REQUIRED WORK - For the entries that follow, state how many lines include the word "title", giving the number and nothing else.

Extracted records
▶

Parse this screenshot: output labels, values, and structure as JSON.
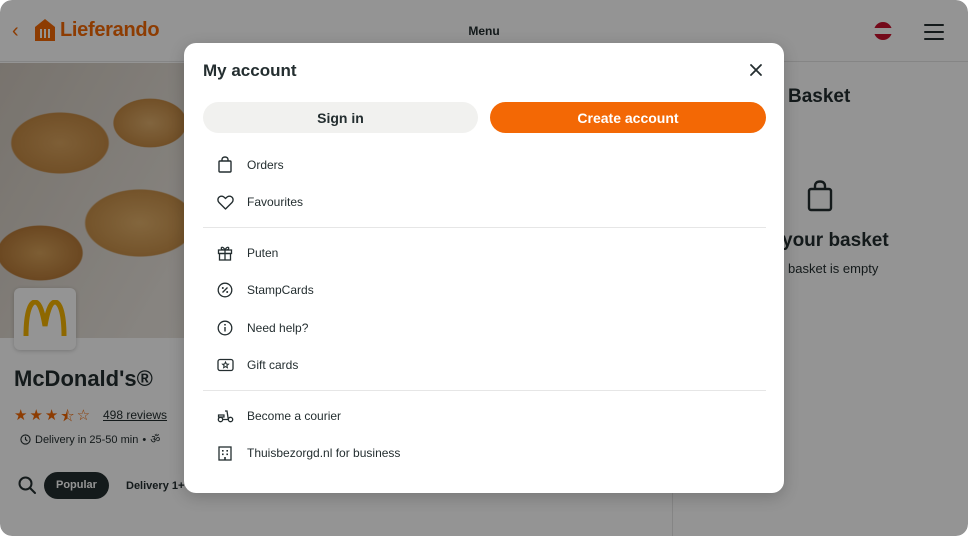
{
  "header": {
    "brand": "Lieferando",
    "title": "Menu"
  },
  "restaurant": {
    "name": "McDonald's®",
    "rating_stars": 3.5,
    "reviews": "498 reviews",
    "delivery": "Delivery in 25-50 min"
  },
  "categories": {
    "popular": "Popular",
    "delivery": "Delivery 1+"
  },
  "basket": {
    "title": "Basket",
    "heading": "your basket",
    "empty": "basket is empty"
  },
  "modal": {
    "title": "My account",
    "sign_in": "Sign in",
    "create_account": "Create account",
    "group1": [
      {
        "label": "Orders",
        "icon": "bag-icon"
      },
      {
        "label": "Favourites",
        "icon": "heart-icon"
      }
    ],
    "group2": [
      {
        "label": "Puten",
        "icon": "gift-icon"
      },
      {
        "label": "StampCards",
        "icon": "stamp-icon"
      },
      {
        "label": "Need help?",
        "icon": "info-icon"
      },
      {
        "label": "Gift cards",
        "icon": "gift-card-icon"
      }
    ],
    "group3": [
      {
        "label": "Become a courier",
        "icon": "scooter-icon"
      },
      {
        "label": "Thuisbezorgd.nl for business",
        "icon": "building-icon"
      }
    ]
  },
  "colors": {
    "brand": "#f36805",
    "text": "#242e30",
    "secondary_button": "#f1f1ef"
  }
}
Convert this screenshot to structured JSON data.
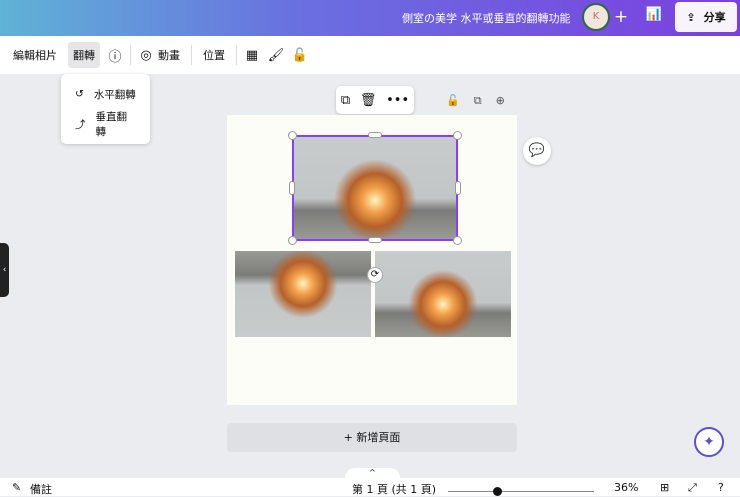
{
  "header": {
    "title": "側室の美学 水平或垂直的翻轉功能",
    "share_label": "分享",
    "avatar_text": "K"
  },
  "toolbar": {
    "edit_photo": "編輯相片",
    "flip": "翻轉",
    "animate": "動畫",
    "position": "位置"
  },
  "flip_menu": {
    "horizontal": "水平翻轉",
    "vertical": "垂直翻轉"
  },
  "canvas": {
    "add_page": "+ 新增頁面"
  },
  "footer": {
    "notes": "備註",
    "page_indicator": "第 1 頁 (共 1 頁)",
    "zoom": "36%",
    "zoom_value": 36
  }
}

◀
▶

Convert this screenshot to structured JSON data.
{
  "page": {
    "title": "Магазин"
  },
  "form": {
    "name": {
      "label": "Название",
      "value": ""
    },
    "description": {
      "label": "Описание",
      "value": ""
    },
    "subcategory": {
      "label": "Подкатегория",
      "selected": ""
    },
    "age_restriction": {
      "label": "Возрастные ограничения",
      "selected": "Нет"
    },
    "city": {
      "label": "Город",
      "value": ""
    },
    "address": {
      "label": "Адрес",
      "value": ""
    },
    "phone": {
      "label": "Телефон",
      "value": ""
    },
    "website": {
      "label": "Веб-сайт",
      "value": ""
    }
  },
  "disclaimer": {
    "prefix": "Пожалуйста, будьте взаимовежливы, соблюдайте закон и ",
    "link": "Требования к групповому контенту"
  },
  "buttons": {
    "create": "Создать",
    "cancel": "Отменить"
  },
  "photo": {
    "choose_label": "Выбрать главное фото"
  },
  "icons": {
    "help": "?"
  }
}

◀

EXERCISE ANSWER - 5